Purpos/ed – 500 Words
I was really lucky to know a little about Purpos/ed before it was launched – as I had been talking to Doug about the role of parents in education – and we had been wondering how that might roll into the larger questions of what we believe education is ‘for’. Now we are 3 weeks in, and the quality and range of the contributions so far has been immense, and I am rather nervous of trying to add to it. But, I will. My comments focus on the effect of schools – but totally take on the point that educationdoes not need to mean schools!
One more caveat – I do not have time to demonstrate my hippy, dippy, lefty views in 500 words – or to provide enought evidence for my assertions. Suffice to say that I agree with 99% of the posts so far. But I am not writing to agree – but to challenge.
I have been mainly or broadly lefty all my life, and do not believe in God or ‘like’ organised religion. Yet, life experience has forced me to recognise that there are aspects of two institutions I should hate – Faith schools and private schools – that many folk like me (and you – in all likelihood – dear reader) would do well to consider when asking what the purpose of education is.
1 – Most people believe that Faith Schools to do better than non-demominational schools. I am not going to try to answer why this is, or if it is true – but there are aspects of religious schooling that people (parents) value above, and alongside, ‘standards’.
A clear moral code- that there are rights and wrongs
Proof of fairness and an experience of respect
A shared cultural identity
A clear sense of the limits of the self and responsibility to wider community
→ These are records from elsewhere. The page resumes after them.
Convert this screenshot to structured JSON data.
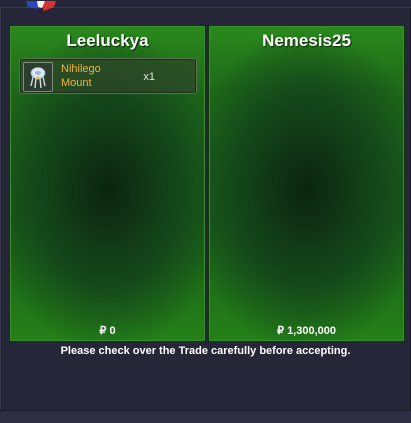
{
  "trade": {
    "left": {
      "player": "Leeluckya",
      "items": [
        {
          "name": "Nihilego Mount",
          "quantity": "x1",
          "icon": "nihilego-icon"
        }
      ],
      "money_symbol": "₽",
      "money": "0"
    },
    "right": {
      "player": "Nemesis25",
      "items": [],
      "money_symbol": "₽",
      "money": "1,300,000"
    },
    "notice": "Please check over the Trade carefully before accepting."
  },
  "colors": {
    "panel_green": "#1f6a1a",
    "window_bg": "#252638",
    "item_name": "#f0b43a"
  }
}
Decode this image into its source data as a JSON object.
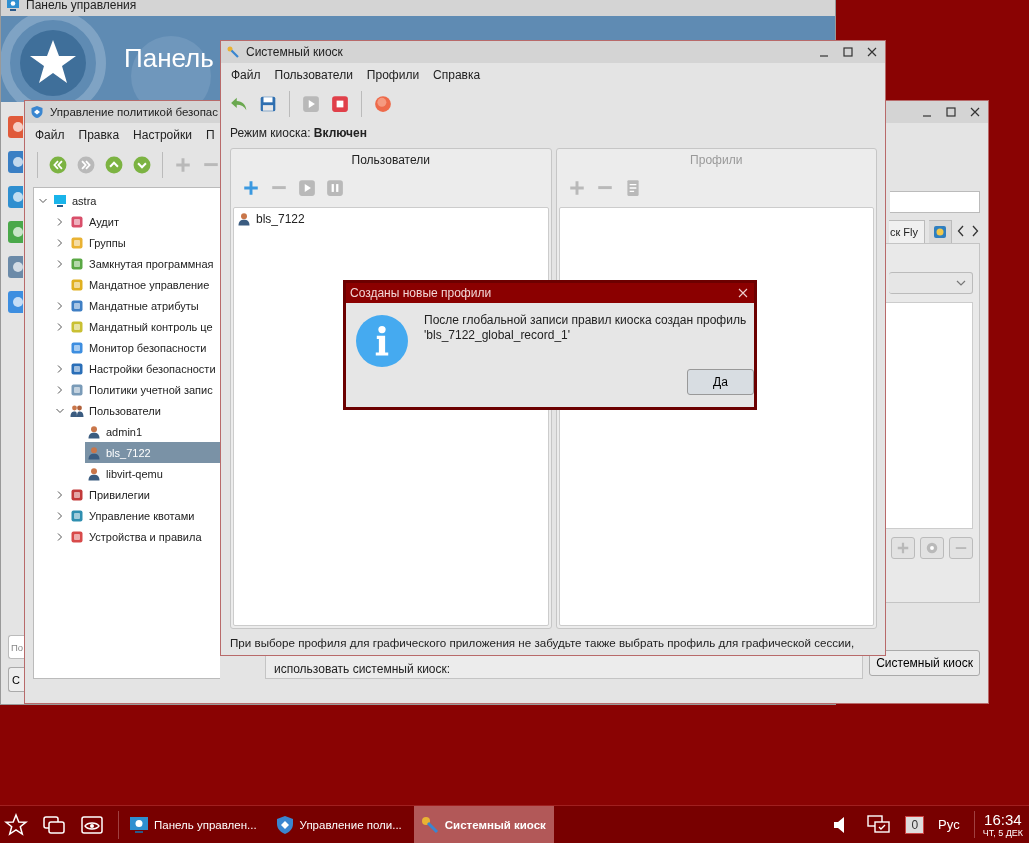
{
  "control_panel": {
    "title": "Панель управления",
    "banner_title": "Панель",
    "search": {
      "placeholder": "По"
    },
    "button": "С"
  },
  "policy_window": {
    "title": "Управление политикой безопас",
    "menu": [
      "Файл",
      "Правка",
      "Настройки",
      "П"
    ],
    "tool_groups": [
      [
        {
          "kind": "first",
          "disabled": false
        },
        {
          "kind": "next",
          "disabled": true
        },
        {
          "kind": "up",
          "disabled": false
        },
        {
          "kind": "down",
          "disabled": false
        }
      ],
      [
        {
          "kind": "add",
          "disabled": true
        },
        {
          "kind": "remove",
          "disabled": true
        }
      ]
    ],
    "tree": [
      {
        "label": "astra",
        "kind": "computer",
        "selected": false,
        "expanded": true,
        "children": [
          {
            "label": "Аудит",
            "kind": "module",
            "selected": false,
            "expanded": false
          },
          {
            "label": "Группы",
            "kind": "module",
            "selected": false,
            "expanded": false
          },
          {
            "label": "Замкнутая программная",
            "kind": "module",
            "selected": false,
            "expanded": false
          },
          {
            "label": "Мандатное управление",
            "kind": "module",
            "selected": false
          },
          {
            "label": "Мандатные атрибуты",
            "kind": "module",
            "selected": false,
            "expanded": false
          },
          {
            "label": "Мандатный контроль це",
            "kind": "module",
            "selected": false,
            "expanded": false
          },
          {
            "label": "Монитор безопасности",
            "kind": "module",
            "selected": false
          },
          {
            "label": "Настройки безопасности",
            "kind": "module",
            "selected": false,
            "expanded": false
          },
          {
            "label": "Политики учетной запис",
            "kind": "module",
            "selected": false,
            "expanded": false
          },
          {
            "label": "Пользователи",
            "kind": "users",
            "selected": false,
            "expanded": true,
            "children": [
              {
                "label": "admin1",
                "kind": "user",
                "selected": false
              },
              {
                "label": "bls_7122",
                "kind": "user",
                "selected": true
              },
              {
                "label": "libvirt-qemu",
                "kind": "user",
                "selected": false
              }
            ]
          },
          {
            "label": "Привилегии",
            "kind": "module",
            "selected": false,
            "expanded": false
          },
          {
            "label": "Управление квотами",
            "kind": "module",
            "selected": false,
            "expanded": false
          },
          {
            "label": "Устройства и правила",
            "kind": "module",
            "selected": false,
            "expanded": false
          }
        ]
      }
    ],
    "tabs": [
      {
        "kind": "text",
        "label": "ск Fly",
        "selected": true
      },
      {
        "kind": "icon",
        "selected": false
      }
    ],
    "panel_tools": [
      {
        "kind": "add",
        "disabled": true
      },
      {
        "kind": "settings",
        "disabled": true
      },
      {
        "kind": "remove",
        "disabled": true
      }
    ],
    "note": "использовать системный киоск:",
    "kiosk_button": "Системный киоск"
  },
  "kiosk_window": {
    "title": "Системный киоск",
    "menu": [
      "Файл",
      "Пользователи",
      "Профили",
      "Справка"
    ],
    "tool_groups": [
      [
        {
          "kind": "undo",
          "disabled": false
        },
        {
          "kind": "save",
          "disabled": false
        }
      ],
      [
        {
          "kind": "play",
          "disabled": true
        },
        {
          "kind": "stop",
          "disabled": false
        }
      ],
      [
        {
          "kind": "record",
          "disabled": false
        }
      ]
    ],
    "mode": "Режим киоска: **Включен**",
    "users_panel": {
      "title": "Пользователи",
      "disabled": false,
      "tools": [
        {
          "kind": "add",
          "disabled": false
        },
        {
          "kind": "remove",
          "disabled": true
        },
        {
          "kind": "play",
          "disabled": true
        },
        {
          "kind": "pause",
          "disabled": true
        }
      ],
      "items": [
        {
          "name": "bls_7122",
          "selected": false
        }
      ]
    },
    "profiles_panel": {
      "title": "Профили",
      "disabled": true,
      "tools": [
        {
          "kind": "add",
          "disabled": true
        },
        {
          "kind": "remove",
          "disabled": true
        },
        {
          "kind": "properties",
          "disabled": true
        }
      ]
    },
    "footer": "При выборе профиля для графического приложения не забудьте также выбрать профиль для графической сессии,"
  },
  "dialog": {
    "title": "Созданы новые профили",
    "message": "После глобальной записи правил киоска создан профиль 'bls_7122_global_record_1'",
    "button": "Да"
  },
  "taskbar": {
    "tasks": [
      {
        "kind": "control",
        "label": "Панель управлен...",
        "selected": false
      },
      {
        "kind": "policy",
        "label": "Управление поли...",
        "selected": false
      },
      {
        "kind": "kiosk",
        "label": "Системный киоск",
        "selected": true
      }
    ],
    "counter": "0",
    "language": "Рус",
    "time": "16:34",
    "date": "ЧТ, 5 ДЕК"
  }
}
I believe that a definition of the purpose of education – where ever it happens – should include these.
2 – People pay alot of money for Private schools – even though, on average, kids do no better or worse, academically, at these schools. So what do they pay for? Many kids in these schools are ‘inspired’, given a sense of what ‘aspiration’ means, and a belief that that opportunities will come to them (perhaps even a sense of entitlement!). Don’t we all want this for our kids?
Let’s include the democratisation of aspiration in our purpose for education.
I also want my kids challenged by diversity and boredom, to be part of the crowd, to do all those other things. But, it is not just about what I want. The real purpose of education should be defined by the learner, at the time of wanting to learn. We just need to enable that to happen. Simples.
So, in the political and economic landscape we are in – we need to move beyond labels (like ‘free schools’) focus on doing – and get on with doing it ‘Right’.
School? Parenting? Being a good Global Citizen? Let’s just do it. NOW!
This article was written for Purpose/ed @purposeducation